Compostable disposable tableware, mulch films that rot on the field or fishing nets that simply disintegrate over time: are bioplastics the solution to waste problems? High hopes are being placed in plastics made from sugar cane, potato starch or other renewable raw materials. Ceresana has analyzed the dynamically growing global market for “green” polymers for the sixth time: Analysts expect revenues from bioplastics to rise to approx. USD 8.1 billion by 2030.
Key Role for the EU Circular Economy
Plastics and packaging are central product groups for the “Circular Economy Action Plan” published by the EU Commission in spring 2020 as part of the “Green Deal”. In order to overcome the throwaway society and reduce the amount of waste, the EU Commission is planning, among other things, a plastic tax, restrictions on microplastics and the promotion of plastic recycling. By the end of 2021, new “framework legislation for bio-based, biodegradable and compostable plastics” should clearly regulate and define what is meant by these terms and how bioplastics should be disposed of. Greenwashing is to be avoided by means of a life cycle analysis: Biobased plastics should only be used if they offer real ecological advantages over fossil plastics and do not compete with food production, for example.
Biobased and Biodegradable Plastics

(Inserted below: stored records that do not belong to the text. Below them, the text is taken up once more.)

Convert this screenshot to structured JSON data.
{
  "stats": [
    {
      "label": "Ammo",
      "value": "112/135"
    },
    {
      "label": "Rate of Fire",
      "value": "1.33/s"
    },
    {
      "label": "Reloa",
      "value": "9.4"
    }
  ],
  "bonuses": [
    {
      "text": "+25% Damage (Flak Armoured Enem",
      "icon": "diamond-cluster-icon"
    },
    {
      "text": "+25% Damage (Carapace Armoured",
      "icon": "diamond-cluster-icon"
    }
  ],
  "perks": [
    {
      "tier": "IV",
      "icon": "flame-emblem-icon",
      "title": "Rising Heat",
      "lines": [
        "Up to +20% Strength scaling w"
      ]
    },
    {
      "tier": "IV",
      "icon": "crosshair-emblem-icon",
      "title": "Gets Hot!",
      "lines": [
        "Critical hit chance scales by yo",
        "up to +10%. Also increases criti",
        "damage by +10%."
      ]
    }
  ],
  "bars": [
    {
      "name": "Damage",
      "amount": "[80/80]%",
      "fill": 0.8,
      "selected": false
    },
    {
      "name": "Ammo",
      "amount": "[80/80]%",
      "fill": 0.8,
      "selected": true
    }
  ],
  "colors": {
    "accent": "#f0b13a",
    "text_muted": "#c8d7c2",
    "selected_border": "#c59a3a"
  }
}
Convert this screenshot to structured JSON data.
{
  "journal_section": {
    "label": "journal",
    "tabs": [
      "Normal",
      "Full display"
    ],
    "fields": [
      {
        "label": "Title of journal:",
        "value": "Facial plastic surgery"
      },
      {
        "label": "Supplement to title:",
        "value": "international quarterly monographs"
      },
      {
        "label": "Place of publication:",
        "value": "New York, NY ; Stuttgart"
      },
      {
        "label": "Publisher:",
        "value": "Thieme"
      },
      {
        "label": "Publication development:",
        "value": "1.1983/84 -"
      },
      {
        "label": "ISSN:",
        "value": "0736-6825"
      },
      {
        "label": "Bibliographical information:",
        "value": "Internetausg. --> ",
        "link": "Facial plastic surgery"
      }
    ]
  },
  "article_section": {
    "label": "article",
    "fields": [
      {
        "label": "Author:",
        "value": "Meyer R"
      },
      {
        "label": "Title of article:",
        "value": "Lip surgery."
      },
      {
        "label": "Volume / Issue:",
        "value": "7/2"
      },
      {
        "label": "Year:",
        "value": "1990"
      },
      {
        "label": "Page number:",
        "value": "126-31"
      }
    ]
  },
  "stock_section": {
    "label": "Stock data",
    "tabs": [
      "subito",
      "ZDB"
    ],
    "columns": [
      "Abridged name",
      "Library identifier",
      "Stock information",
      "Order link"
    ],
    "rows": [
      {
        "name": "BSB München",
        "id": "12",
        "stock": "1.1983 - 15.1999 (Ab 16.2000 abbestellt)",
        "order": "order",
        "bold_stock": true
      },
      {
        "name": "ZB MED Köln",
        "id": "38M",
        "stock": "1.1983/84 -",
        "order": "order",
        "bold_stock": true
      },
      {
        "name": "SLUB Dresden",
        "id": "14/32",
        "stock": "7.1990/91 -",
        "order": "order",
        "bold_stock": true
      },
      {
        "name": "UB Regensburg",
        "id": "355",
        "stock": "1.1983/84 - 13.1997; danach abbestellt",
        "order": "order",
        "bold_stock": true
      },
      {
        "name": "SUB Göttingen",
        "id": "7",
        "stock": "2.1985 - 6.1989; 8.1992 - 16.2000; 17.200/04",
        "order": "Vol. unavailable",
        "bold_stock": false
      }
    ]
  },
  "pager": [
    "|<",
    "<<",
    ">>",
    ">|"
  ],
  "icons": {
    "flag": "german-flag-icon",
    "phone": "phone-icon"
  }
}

Two groups of materials are considered to be “bioplastics”: biodegradable plastics, which decompose in the wild or can at least be composted in industrial facilities – but also biobased plastics, which are produced from renewable raw materials. These two groups can overlap but don’t have to be identical. Some bioplastics meet both conditions: for instance, PLA from polylactic acid, PHA from sugar and TPS from starch are biobased and biodegradable. However, there are also plastic made from biogenic raw materials that are not compostable (e.g. PEF from fructose or bio-PE based on sugar cane). In contrast, some petrochemical plastics, i.e. plastics produced from crude oil or natural gas, may well be biodegradable.
Greatest Growth in Polylactic Acids and Starc
Biodegradable plastics, for example polylactic acids (PLA) and starch polymers, reached a market share of 65% of the total bioplastics market in 2020. For this product group, Ceresana expects further growth of 10.2% per year until 2030. For biobased plastics, such as polyethylene, PET or PA, which are not biodegradable, growth is expected to be lower with 7.5% per year. Ceresana’s latest market report analyzes how the use of bioplastics is developing in different sales markets. The most important sales market for bioplastics in 2020 was the packaging industry – more than 58% of all bioplastics were processed here. Ceresana expects the highest growth in the market for bags and sacks with 11.1% per year.
Further information: www.ceresana.com/en/market-studies/plastics/bioplastics/